The issue with Little Fires Everywhere is that even though the technique is astonishing, the characters remain at arms length. For me, there’s just too much going on for me to connect with any of the characters at all. I’m vastly in awe of Celeste Ng, but I think she missed the mark on the emotional connections. I still have no clue whose story I read, and I think that is an issue. For me, the book would read much better if one plotline was chosen and the narration stayed the same or, keep the crazy chaos of stories and focus on one person’s narration. I think the multiple character narrations and the multiple interwoven plotlines were just too much for a great reading experience. But, I did have a good reading experience.
I’ve already recommended Little Fires Everywhere to two different people, so it’s clear that I liked it. I’m not sure what the point, Ng was trying to make was, but does there always need to be a point in fiction? For me, the characters were too cliche, too generic, and I was expecting them to be allegorical because of that basic lack of emotional variety. But, at the end of the novel I couldn’t really find a meaning to any allegorical substance which I assigned them. So, I was a little confused. We’ve all read it before: rich boy meets poor girl, falls in love, poor girl sees him as a friend and fucks his older brother instead. Or: rich girl meets poor woman, wants poor woman to be her mentor because rich girl is so misunderstood by her rich family. Y’know? It’s a beautiful piece of fiction, but I wanted more.

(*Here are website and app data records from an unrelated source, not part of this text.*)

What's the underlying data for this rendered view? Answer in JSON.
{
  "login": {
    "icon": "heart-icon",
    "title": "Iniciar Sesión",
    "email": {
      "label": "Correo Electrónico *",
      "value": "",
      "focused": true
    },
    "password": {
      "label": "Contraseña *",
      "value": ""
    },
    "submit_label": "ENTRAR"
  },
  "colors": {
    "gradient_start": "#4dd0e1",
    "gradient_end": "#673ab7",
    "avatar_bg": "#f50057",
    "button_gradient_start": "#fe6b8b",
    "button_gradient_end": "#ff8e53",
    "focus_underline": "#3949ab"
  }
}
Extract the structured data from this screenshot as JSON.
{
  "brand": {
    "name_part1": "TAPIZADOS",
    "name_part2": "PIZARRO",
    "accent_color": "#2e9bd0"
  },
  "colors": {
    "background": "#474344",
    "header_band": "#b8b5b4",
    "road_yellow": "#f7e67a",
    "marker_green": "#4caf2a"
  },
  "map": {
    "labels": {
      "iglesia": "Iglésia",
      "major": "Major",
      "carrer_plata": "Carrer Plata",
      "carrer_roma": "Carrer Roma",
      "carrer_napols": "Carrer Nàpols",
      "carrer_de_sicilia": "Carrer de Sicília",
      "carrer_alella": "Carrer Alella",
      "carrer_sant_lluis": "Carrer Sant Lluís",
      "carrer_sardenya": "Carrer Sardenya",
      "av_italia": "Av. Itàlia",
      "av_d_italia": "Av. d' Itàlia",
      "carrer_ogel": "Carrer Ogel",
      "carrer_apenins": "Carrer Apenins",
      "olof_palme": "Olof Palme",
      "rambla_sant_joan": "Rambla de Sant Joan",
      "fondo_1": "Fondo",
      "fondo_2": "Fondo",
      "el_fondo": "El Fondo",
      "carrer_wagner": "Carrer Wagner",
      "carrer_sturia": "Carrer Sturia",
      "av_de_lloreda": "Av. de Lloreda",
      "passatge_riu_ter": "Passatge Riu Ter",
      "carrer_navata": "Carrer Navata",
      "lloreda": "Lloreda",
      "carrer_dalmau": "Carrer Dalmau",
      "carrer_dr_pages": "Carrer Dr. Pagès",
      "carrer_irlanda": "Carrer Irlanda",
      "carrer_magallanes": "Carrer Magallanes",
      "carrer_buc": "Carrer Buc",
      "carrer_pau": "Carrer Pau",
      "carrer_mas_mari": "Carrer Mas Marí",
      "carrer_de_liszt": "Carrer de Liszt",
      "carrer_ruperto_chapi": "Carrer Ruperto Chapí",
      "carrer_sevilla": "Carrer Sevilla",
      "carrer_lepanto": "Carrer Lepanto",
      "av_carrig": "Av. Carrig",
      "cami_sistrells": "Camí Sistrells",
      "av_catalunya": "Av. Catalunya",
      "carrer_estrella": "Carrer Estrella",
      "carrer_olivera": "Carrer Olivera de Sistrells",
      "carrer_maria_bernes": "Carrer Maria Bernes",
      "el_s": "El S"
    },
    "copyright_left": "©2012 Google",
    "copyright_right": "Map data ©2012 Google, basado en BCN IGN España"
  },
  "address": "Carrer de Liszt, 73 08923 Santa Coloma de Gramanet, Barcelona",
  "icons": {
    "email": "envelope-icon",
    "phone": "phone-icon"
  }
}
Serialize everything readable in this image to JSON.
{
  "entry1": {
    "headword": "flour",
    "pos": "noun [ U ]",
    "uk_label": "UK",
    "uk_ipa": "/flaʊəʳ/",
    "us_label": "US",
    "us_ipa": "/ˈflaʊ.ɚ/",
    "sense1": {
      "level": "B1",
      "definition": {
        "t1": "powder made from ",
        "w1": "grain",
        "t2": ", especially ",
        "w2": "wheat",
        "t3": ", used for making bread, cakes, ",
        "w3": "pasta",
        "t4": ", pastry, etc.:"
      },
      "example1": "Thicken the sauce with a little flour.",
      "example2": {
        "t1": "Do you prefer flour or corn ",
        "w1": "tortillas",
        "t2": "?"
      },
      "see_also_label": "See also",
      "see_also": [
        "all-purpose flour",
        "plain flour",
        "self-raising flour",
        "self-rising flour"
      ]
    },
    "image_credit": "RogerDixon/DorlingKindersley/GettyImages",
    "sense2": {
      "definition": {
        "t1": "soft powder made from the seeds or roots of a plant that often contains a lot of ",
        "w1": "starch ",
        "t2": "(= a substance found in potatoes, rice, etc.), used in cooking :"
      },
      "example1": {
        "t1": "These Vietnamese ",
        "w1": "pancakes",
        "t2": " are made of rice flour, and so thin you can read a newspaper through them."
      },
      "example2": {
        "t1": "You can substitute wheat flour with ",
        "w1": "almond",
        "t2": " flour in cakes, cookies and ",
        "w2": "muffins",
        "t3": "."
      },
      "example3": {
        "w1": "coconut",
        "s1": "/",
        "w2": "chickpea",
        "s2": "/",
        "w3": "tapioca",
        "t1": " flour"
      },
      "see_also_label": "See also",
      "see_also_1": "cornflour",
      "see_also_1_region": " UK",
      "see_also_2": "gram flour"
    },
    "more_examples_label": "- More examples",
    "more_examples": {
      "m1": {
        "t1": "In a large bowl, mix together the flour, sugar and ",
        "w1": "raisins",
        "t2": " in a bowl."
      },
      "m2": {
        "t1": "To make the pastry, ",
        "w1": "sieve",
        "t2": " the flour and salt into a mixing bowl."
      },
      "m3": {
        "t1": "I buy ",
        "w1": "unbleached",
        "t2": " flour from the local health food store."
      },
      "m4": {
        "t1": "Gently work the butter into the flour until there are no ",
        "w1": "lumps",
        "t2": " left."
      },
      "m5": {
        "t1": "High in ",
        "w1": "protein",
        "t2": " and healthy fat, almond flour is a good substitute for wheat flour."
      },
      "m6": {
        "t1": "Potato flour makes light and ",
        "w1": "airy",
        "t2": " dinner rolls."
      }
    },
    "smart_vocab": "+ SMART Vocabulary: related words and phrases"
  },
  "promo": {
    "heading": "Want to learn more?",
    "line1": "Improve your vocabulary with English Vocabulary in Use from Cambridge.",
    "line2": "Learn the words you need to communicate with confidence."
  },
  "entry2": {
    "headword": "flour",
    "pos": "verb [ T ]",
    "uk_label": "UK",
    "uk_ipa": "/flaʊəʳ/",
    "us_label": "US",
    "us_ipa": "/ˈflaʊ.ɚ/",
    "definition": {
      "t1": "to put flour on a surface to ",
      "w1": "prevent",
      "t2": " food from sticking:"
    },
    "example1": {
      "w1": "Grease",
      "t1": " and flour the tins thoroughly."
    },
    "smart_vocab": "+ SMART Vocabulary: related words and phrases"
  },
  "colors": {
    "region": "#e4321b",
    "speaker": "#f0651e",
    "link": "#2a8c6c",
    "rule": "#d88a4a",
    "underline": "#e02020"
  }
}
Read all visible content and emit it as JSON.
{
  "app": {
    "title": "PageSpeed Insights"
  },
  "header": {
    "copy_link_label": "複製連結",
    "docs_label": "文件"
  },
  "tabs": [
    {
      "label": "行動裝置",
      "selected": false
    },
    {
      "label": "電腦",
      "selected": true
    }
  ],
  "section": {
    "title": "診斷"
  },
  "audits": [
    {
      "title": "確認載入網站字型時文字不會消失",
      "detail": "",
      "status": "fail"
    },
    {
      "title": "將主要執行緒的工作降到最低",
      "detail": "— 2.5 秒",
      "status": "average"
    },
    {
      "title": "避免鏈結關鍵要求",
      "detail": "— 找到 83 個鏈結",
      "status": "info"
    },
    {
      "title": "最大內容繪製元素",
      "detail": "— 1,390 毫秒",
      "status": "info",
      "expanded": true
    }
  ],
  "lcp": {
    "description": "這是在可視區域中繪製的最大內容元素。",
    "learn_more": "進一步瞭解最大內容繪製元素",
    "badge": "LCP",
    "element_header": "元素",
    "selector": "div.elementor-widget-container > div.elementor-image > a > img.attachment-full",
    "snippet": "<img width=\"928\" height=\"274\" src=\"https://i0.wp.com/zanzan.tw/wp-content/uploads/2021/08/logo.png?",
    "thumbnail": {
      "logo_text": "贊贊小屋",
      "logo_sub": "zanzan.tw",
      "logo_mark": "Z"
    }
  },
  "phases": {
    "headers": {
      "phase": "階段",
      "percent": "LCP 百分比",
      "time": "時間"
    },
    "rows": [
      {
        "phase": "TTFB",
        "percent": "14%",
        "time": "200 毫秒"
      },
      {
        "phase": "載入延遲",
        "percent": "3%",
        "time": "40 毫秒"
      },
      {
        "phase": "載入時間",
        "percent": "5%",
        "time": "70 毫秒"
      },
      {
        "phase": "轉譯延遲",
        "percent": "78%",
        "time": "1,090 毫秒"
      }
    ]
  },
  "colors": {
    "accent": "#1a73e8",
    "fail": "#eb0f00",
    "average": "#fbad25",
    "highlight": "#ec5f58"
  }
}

I think perhaps I’m expecting too much of my fiction these days. I read so much that I’m always unfairly disappointed when a story is just a story. But, ignore my writerly whining! Little Fires Everywhere is a beautiful read which, hopefully, will suck you into its literary folds and keep you entertained until the end.